“It is the same in India,” Devasahayam said. “The untouchables are considered outcasts and are excluded from society. Jesus was against this ideology that legitimized exclusion, and he spoke of a God of mercy.”
The message of mercy is one that India’s Dalit community is hungry to hear and eager to share.
“This has been the story of the untouchable Christians in India,” Devasahayam said. “Because we have been given life, we have a responsibility and honor to propagate life. We take our evangelistic calling very seriously. Many of the dioceses in India will say that evangelism is our first priority: We have experienced the Gospel and therefore we are duty bound to share it.”
Devasahayam has set out to “bring them back the esteem that they are children of God and are not untouchable,” said the Rev. Sathianathan Clarke, who was ordained in the Diocese of Madras and now serves as professor of World Christianity at Wesley Theological Seminary. “During his nine years as bishop, he has led the church as both a missionary and as a person that is empowering untouchable communities to find wholeness in Christ.”
This year, the Diocese of Madras baptized 4,000 new members, and expects that number to reach 10,000 before the year is out. It employs 120 full time missionaries, and is actively involved in the organizing and provision of social services and education.
“This is important, challenging, demanding work, because we want to show [untouchables] that this is the life Jesus offers them: a new life,” Devasahayam said. “We don’t stop with baptism.
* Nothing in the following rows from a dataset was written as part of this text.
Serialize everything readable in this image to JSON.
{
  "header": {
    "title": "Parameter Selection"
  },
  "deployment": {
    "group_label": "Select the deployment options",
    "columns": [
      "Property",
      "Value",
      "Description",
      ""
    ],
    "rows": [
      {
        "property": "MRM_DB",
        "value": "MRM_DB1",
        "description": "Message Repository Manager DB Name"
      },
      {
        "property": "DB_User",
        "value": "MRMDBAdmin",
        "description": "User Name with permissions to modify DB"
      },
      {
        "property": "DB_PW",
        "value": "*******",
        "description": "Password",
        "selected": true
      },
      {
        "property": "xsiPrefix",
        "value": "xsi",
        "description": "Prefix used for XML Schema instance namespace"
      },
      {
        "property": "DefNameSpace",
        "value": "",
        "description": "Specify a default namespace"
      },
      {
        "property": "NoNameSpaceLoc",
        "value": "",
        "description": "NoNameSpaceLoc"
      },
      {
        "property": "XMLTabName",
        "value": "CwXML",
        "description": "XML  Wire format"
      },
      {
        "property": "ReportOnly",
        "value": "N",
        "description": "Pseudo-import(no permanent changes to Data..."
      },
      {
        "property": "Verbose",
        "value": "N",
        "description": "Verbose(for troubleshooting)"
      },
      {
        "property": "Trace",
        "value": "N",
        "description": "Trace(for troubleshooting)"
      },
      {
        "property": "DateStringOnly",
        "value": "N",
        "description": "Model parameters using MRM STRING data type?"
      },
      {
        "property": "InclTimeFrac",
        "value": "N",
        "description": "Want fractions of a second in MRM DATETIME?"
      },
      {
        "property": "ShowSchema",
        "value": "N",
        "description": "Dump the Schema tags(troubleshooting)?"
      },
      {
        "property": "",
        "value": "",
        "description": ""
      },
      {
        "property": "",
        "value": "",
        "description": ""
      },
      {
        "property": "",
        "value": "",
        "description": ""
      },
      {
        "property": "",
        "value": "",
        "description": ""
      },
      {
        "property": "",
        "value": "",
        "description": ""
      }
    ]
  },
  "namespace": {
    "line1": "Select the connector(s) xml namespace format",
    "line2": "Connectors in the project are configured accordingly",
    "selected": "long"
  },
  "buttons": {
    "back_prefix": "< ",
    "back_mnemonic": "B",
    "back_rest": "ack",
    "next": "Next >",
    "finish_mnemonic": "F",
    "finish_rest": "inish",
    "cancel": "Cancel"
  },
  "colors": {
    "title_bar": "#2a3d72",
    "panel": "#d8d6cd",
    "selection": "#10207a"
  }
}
The wholeness, the fullness of life that Jesus came to give us is constantly unfolding. We’re not just here to offer them saving of the soul. We want to give them fullness of life.”
He has been there. He knows how it hurts to be excluded. And now he extends the heart that Jesus touched to reach out to India’s “untouchables”.
“We were no people, but now we are God’s people,” he said.